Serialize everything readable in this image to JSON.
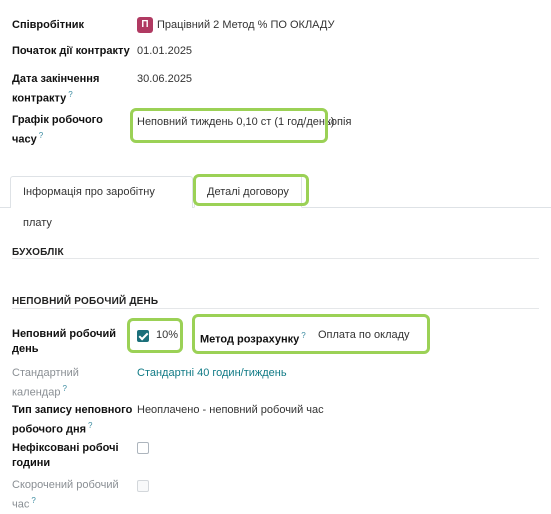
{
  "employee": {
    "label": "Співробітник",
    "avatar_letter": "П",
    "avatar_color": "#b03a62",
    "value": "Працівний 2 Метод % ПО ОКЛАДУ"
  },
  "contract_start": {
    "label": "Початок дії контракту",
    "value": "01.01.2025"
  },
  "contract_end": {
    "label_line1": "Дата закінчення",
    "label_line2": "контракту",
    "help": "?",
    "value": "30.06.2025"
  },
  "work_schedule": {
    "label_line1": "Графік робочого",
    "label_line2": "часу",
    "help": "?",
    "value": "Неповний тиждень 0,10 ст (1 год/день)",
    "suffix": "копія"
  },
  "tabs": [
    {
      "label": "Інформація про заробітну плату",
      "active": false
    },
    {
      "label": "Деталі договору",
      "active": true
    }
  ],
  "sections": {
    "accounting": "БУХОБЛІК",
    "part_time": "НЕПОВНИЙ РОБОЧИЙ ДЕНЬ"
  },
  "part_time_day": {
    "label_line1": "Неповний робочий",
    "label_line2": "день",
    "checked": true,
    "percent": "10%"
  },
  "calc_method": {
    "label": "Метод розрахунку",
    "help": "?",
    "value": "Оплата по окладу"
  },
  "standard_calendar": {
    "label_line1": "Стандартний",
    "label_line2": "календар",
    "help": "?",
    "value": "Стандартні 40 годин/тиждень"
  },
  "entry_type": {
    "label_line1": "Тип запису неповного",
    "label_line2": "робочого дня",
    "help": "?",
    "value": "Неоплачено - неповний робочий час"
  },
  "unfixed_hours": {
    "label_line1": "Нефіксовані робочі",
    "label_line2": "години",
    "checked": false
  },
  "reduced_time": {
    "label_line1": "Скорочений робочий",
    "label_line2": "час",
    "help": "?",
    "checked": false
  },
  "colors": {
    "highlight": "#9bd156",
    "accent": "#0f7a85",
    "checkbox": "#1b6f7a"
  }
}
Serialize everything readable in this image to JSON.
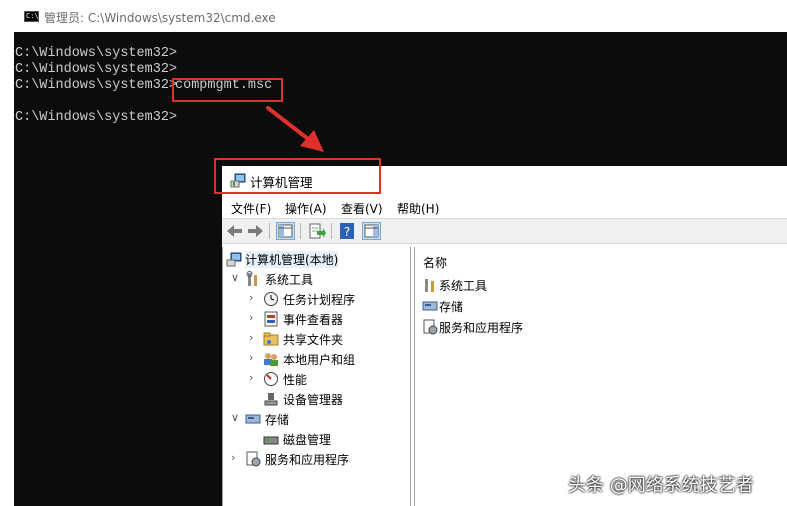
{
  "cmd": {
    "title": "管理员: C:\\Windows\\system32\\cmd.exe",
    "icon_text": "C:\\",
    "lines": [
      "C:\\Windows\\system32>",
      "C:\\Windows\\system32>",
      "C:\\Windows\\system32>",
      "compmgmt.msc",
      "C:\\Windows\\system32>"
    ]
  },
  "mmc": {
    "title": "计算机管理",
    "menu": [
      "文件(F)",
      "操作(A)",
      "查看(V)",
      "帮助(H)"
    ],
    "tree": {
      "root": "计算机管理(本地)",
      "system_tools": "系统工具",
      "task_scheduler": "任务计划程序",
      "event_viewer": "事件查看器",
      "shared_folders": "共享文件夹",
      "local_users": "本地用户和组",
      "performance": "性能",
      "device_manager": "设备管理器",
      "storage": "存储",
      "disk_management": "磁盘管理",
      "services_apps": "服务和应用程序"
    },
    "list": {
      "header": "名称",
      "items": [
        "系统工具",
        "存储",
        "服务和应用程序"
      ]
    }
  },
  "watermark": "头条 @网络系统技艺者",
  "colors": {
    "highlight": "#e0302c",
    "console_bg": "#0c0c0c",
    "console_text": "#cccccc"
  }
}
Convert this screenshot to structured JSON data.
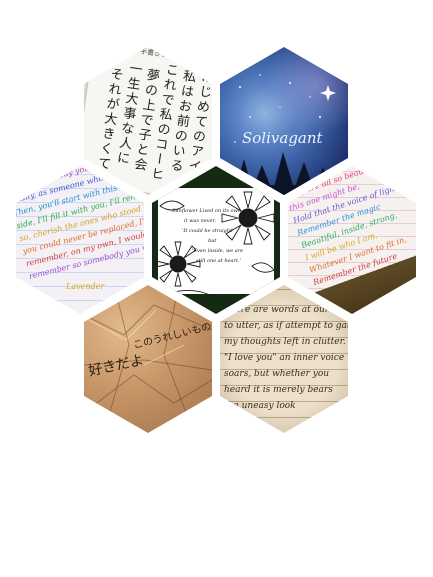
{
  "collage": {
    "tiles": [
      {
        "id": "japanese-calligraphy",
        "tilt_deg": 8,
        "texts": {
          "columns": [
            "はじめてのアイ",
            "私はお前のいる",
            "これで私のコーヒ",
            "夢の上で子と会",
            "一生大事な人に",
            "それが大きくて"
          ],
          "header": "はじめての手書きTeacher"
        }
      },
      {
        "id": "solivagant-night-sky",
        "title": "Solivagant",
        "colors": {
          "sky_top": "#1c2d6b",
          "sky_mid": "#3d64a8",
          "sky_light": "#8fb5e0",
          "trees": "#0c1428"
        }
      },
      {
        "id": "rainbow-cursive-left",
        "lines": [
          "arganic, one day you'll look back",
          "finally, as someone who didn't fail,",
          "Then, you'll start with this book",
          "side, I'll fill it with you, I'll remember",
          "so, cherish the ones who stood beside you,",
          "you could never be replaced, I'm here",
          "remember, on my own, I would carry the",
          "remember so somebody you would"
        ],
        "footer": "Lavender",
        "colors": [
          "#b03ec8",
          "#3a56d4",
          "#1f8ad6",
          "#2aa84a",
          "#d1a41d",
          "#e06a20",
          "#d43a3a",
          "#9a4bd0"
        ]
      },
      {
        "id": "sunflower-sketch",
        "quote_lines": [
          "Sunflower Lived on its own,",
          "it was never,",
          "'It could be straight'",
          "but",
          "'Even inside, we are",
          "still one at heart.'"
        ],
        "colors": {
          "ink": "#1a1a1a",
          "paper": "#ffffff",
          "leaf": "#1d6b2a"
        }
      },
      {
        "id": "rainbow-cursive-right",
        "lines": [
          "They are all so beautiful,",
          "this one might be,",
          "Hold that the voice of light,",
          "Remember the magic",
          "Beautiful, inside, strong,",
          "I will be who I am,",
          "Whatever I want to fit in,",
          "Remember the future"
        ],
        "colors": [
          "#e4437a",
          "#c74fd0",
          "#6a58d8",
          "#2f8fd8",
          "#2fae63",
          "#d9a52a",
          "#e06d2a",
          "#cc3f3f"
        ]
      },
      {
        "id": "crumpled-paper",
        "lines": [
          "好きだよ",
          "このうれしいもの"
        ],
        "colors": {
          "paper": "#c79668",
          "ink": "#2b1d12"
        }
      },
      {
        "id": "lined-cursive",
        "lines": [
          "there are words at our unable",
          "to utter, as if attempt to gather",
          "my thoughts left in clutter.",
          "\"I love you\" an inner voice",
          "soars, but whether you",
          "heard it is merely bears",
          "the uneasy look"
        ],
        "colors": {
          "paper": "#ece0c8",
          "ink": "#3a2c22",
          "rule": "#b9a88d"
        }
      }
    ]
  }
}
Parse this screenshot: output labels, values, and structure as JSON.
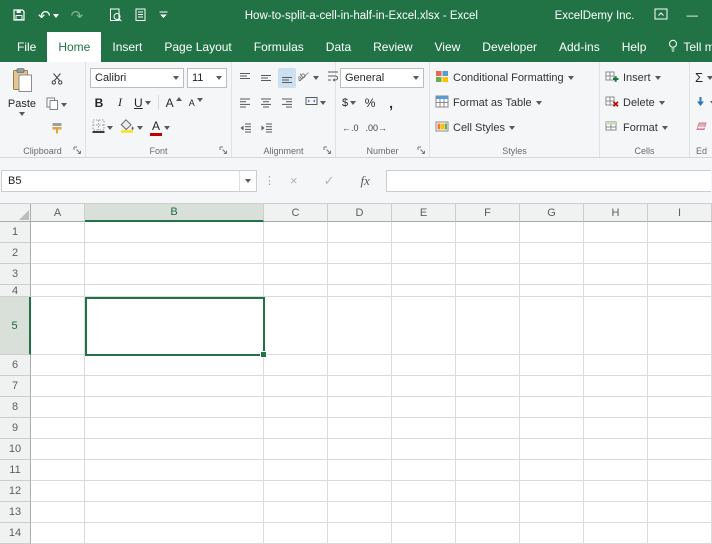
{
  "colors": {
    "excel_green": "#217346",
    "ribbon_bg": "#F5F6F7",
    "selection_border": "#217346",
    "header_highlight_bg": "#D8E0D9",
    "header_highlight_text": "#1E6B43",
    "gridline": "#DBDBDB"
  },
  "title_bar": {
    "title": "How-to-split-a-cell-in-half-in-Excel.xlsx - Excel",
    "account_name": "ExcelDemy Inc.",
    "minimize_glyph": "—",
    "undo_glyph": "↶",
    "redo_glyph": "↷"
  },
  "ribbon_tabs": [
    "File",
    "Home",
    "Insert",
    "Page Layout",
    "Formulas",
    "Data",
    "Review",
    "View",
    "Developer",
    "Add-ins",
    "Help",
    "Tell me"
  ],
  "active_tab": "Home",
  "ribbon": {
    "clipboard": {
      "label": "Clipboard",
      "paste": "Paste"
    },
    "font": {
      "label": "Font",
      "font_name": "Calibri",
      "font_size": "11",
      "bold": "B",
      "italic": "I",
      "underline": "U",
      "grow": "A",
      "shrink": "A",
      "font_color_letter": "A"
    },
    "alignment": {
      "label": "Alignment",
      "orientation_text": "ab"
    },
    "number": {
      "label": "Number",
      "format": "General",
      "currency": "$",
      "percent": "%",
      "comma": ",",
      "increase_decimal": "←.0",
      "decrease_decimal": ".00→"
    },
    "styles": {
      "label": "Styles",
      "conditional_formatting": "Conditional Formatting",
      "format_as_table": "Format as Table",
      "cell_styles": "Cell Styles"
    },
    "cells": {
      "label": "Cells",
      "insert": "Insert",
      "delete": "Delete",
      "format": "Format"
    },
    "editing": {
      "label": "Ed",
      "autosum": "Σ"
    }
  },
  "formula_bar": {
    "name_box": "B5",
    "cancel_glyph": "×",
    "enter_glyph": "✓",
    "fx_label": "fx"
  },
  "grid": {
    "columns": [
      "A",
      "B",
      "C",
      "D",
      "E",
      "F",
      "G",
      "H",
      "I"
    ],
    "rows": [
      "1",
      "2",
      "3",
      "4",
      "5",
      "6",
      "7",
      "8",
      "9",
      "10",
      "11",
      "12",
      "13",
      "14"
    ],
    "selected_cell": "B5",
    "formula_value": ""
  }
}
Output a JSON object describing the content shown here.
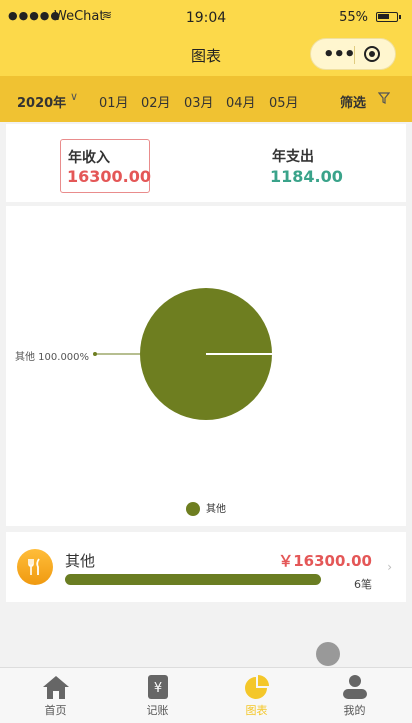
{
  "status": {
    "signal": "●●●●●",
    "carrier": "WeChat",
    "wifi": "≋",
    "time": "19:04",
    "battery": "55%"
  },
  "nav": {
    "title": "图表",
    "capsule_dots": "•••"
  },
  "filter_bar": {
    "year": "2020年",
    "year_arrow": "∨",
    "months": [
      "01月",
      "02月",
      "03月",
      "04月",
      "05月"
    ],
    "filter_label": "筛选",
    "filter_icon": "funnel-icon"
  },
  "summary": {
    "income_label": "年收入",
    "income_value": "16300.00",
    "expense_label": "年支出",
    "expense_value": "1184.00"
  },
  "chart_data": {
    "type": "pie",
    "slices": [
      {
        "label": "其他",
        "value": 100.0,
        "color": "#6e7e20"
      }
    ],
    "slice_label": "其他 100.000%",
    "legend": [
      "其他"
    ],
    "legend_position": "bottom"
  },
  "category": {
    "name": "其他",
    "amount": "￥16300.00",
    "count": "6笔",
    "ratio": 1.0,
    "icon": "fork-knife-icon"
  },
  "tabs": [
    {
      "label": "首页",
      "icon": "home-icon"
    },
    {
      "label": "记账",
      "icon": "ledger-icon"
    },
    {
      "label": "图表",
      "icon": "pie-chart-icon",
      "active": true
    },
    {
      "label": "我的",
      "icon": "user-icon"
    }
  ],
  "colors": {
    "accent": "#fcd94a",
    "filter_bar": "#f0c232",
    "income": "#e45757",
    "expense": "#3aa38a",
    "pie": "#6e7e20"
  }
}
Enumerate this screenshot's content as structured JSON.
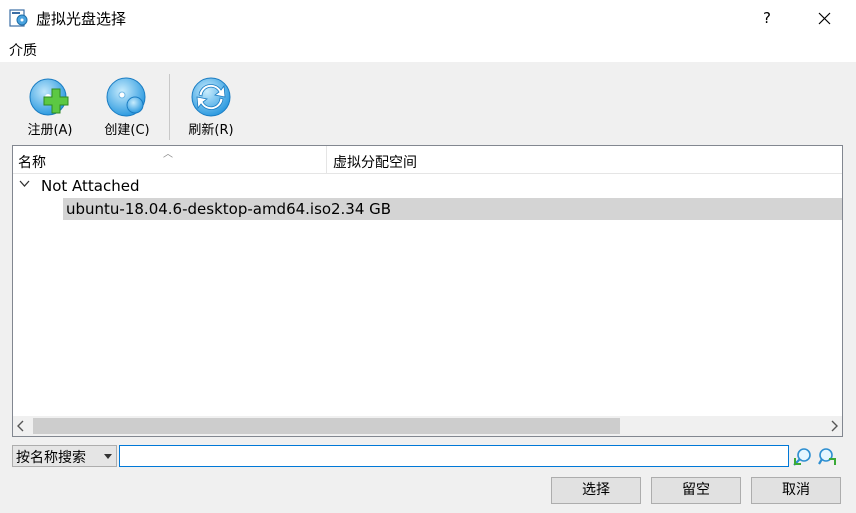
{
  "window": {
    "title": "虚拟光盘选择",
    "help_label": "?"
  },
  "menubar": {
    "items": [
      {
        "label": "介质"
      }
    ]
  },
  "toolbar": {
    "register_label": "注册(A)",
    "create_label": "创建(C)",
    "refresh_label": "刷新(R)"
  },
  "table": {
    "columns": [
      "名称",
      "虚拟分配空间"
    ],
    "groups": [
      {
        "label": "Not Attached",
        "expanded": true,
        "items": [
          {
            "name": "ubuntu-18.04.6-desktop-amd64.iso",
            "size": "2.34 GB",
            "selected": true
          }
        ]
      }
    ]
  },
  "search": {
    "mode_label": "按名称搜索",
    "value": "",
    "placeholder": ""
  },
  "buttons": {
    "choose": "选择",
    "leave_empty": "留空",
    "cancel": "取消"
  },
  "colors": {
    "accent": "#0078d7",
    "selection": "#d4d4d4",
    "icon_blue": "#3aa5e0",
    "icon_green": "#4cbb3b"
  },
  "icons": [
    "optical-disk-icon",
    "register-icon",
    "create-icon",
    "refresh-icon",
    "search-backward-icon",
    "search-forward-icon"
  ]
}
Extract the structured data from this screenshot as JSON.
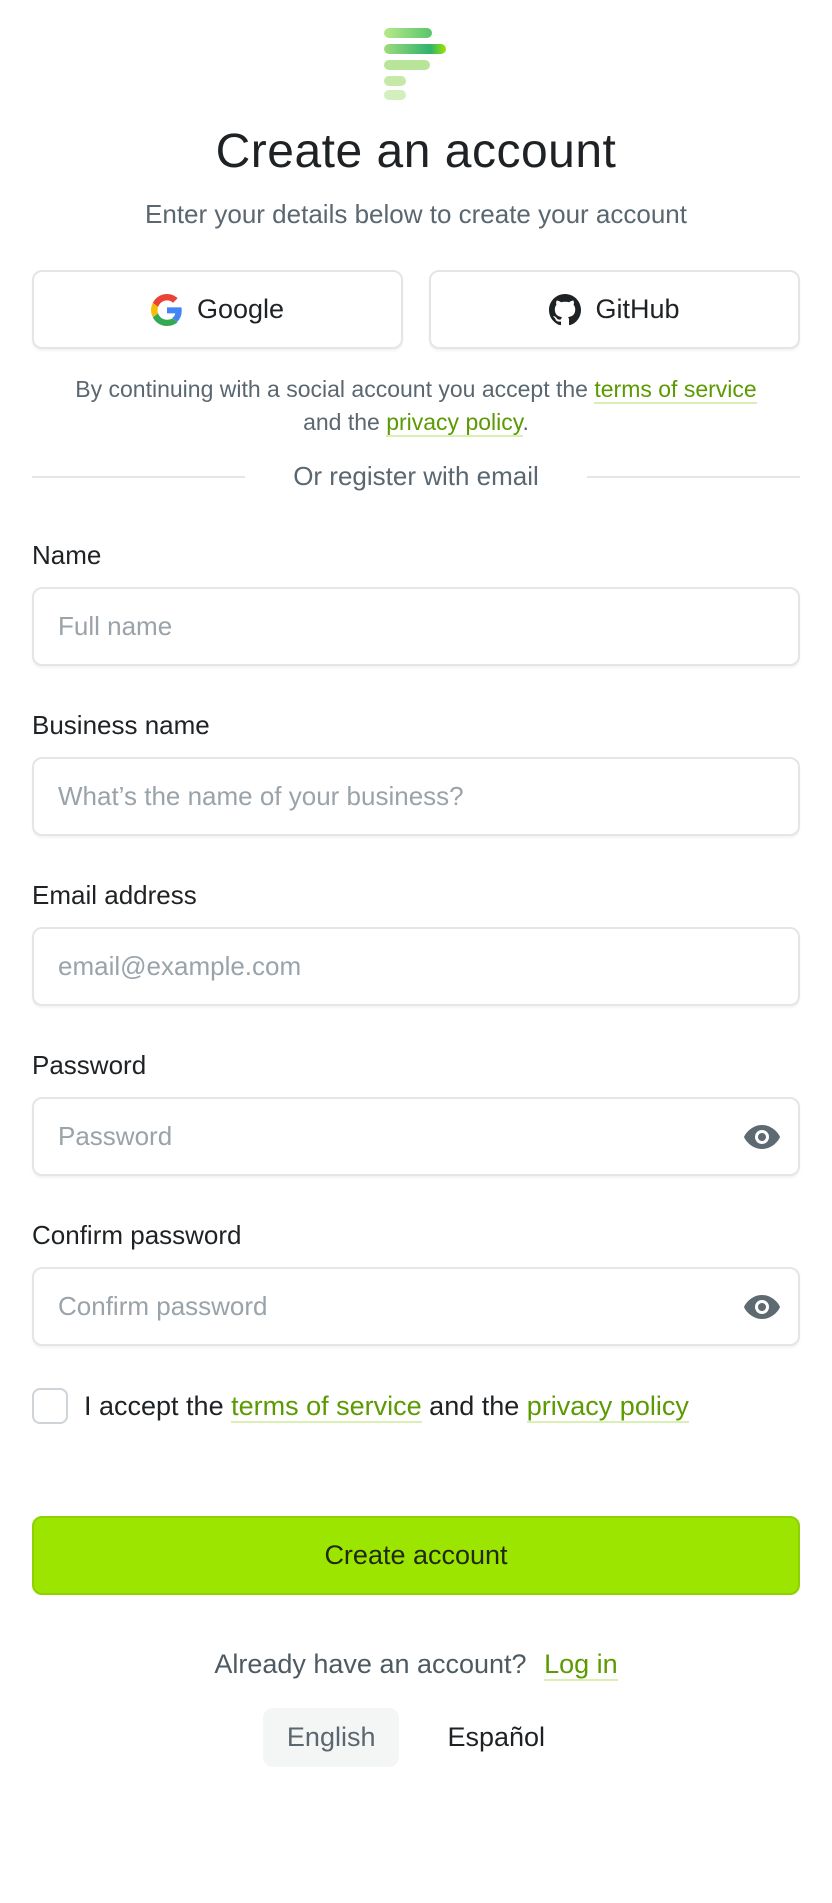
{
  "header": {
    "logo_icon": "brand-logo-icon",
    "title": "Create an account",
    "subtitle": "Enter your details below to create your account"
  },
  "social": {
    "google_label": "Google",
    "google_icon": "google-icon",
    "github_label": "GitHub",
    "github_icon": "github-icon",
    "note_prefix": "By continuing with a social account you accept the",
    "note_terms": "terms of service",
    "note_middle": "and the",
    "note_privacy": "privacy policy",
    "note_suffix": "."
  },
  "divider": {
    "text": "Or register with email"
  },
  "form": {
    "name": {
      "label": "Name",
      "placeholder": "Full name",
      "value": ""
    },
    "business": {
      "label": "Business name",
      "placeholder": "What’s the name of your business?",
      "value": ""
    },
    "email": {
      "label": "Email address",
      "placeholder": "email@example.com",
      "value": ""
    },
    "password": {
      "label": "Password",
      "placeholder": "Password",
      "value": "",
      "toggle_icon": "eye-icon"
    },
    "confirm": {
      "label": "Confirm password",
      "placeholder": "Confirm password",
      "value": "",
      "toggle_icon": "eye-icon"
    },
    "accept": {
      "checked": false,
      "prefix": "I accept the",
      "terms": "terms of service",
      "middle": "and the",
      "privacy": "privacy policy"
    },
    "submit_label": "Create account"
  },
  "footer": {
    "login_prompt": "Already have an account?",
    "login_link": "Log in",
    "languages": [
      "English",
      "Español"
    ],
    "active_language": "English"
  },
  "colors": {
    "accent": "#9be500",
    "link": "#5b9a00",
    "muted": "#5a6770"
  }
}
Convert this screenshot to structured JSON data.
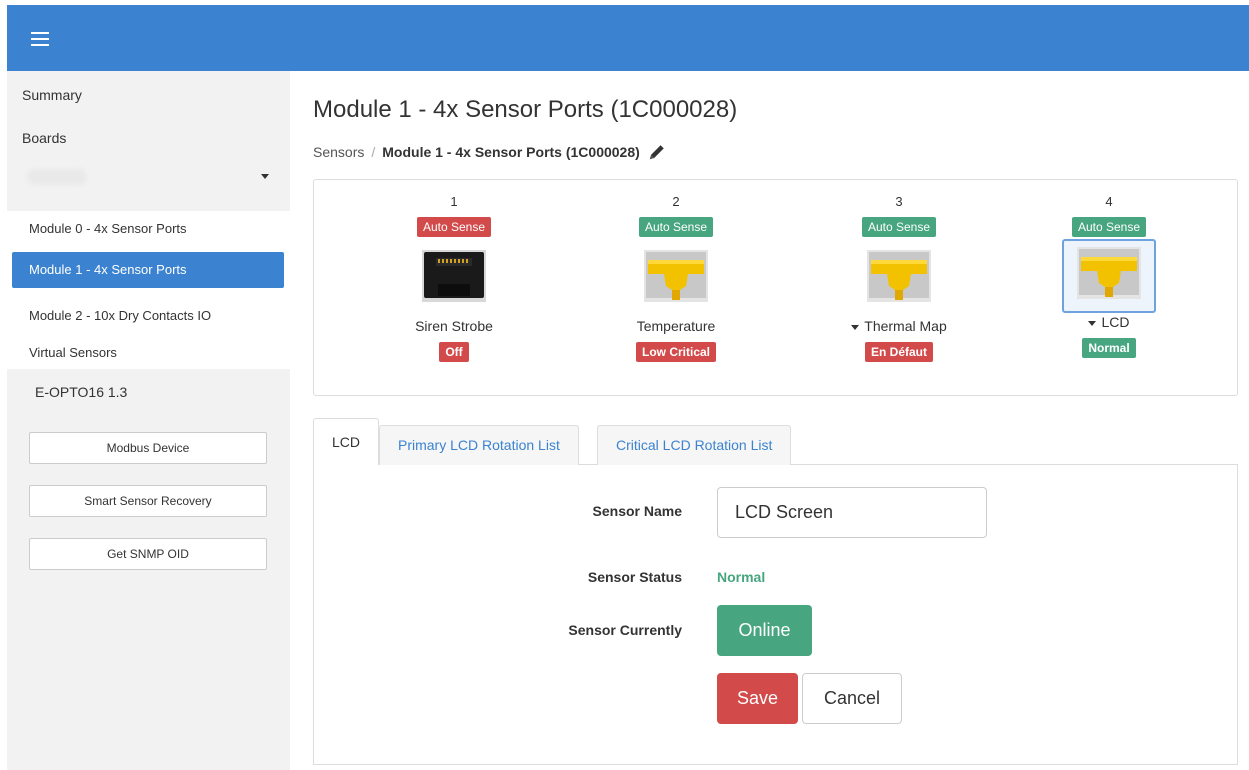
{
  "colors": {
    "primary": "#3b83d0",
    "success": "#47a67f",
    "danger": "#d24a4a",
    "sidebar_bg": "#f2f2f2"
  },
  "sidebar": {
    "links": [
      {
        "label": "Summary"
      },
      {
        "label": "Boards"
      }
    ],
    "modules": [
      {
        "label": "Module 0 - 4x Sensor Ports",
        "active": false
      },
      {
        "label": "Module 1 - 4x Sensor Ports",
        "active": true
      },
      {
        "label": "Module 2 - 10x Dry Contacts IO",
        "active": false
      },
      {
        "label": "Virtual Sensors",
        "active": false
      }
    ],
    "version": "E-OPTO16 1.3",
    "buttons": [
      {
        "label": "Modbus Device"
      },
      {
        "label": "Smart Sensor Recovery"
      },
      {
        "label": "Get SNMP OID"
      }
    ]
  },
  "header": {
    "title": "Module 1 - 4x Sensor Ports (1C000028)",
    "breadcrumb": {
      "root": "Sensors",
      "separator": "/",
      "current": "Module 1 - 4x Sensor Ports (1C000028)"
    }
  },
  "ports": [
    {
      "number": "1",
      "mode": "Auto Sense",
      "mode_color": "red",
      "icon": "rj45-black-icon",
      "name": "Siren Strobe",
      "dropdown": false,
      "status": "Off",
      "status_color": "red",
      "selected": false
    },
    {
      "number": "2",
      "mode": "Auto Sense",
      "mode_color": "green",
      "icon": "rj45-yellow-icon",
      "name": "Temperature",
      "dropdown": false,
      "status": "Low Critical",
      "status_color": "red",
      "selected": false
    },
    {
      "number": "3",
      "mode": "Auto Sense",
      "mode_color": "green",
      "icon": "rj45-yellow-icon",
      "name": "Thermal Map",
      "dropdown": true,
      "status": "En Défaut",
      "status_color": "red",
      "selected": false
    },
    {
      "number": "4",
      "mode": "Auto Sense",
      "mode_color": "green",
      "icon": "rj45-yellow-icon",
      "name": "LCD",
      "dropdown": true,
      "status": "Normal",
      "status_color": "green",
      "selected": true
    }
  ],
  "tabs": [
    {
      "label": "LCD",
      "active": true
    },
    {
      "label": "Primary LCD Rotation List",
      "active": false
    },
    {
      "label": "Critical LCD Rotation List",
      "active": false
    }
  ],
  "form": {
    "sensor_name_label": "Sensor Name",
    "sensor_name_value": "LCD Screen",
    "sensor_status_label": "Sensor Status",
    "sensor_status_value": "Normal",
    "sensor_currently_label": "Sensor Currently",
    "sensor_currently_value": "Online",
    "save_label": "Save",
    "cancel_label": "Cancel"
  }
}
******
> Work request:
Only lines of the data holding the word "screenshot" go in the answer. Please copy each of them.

> Output below:
Convert this screenshot to structured JSON data.
Parse this screenshot: output labels, values, and structure as JSON.
Enumerate this screenshot's content as structured JSON.
Extract the structured data from this screenshot as JSON.
Convert this screenshot to structured JSON data.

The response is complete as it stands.